But CAP champions like France and Ireland who receive the lion's share of agricultural subsidies are prepared to veto any proposal that would see aid to their farmers trimmed in a new wave of reforms. If the choice is the survival of the CAP or enlargement, then the CAP must win, they argue.

Agriculture is such a key economic sector in Eastern Europe, however, that senior Brussels officials are now publicly warning: "Either we reform or we pay." That was the message delivered by EU External Affairs Commissioner Leon Brittan to a German audience recently.

The figures speak for themselves. Farming accounts for almost 8 percent of gross domestic product and employs a quarter of the East's work force. And the main agricultural products are those that currently receive the highest levels of support under the CAP: milk, meat and cereals.

If the nine countries now negotiating closer links with the EU - Poland, Hungary, the Czech and Slovak republics, Romania, Bulgaria, Latvia, Lithuania and Estonia - were all to join the bloc, the number of farmers would double, the area covered by the CAP would grow by 43 percent and the EU's cereal- growing land by 55 percent.

Admittedly output in the East has fallen since the breakup of the Soviet Union, thanks to a drop in consumer demand and the loss of former markets in

Comecon, the Soviet-led trade bloc. But the potential of these states to produce is enormous once economic recovery takes hold.

Price subsidization in the East at present EU levels, if it could be afforded, would create massive food surpluses.

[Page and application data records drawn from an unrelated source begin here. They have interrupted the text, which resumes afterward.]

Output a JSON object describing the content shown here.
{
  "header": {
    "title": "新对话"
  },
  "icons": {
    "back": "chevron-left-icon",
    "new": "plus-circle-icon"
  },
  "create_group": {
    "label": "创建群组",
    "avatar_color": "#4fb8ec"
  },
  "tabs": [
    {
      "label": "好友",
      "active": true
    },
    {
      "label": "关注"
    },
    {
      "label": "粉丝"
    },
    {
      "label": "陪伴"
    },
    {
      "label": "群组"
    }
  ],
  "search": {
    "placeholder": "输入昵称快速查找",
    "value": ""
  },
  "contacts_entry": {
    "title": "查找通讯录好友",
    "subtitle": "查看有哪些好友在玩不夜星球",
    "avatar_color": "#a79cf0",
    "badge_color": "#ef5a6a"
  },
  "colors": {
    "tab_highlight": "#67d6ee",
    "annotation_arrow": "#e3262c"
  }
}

And the old Brussels trick of dumping unwanted food on world markets by paying export subsidies to traders would no longer be an option under the rules of the World Trade Organization.

EU farm commissioner Franz Fischler, who is due to publish a long-awaited strategy paper on enlargement later this month, is eager to reassure EU farmers.

"Accession will not mean a sudden change from one situation to another," he said. He is confident production levels in the East will remain static for several years.

Mr. Fischler is likely to recommend that applicant states receive grants to modernize their decrepit farms and buy new machinery, but be made to wait for up to 10 years after joining to take advantage of the generous prices available to EU farmers. A seven-year "transition period" was imposed on Spain and Portugal, for example, when they joined the EU in 1986.

But Mr. Fischler believes changes to the CAP are inevitable even without enlargement. There are internal budgetary pressures and a new round of world tariff cuts to be negotiated by the end of the decade.

In the long term, Brussels officials believe Eastern European farmers pose as much of a threat to world competitors as to their west European neighbors. A recent series of in-depth studies of the nine potential new members' economies indicate that grain and oilseeds will be the first to make substantial inroads on international markets followed by pork and poultry.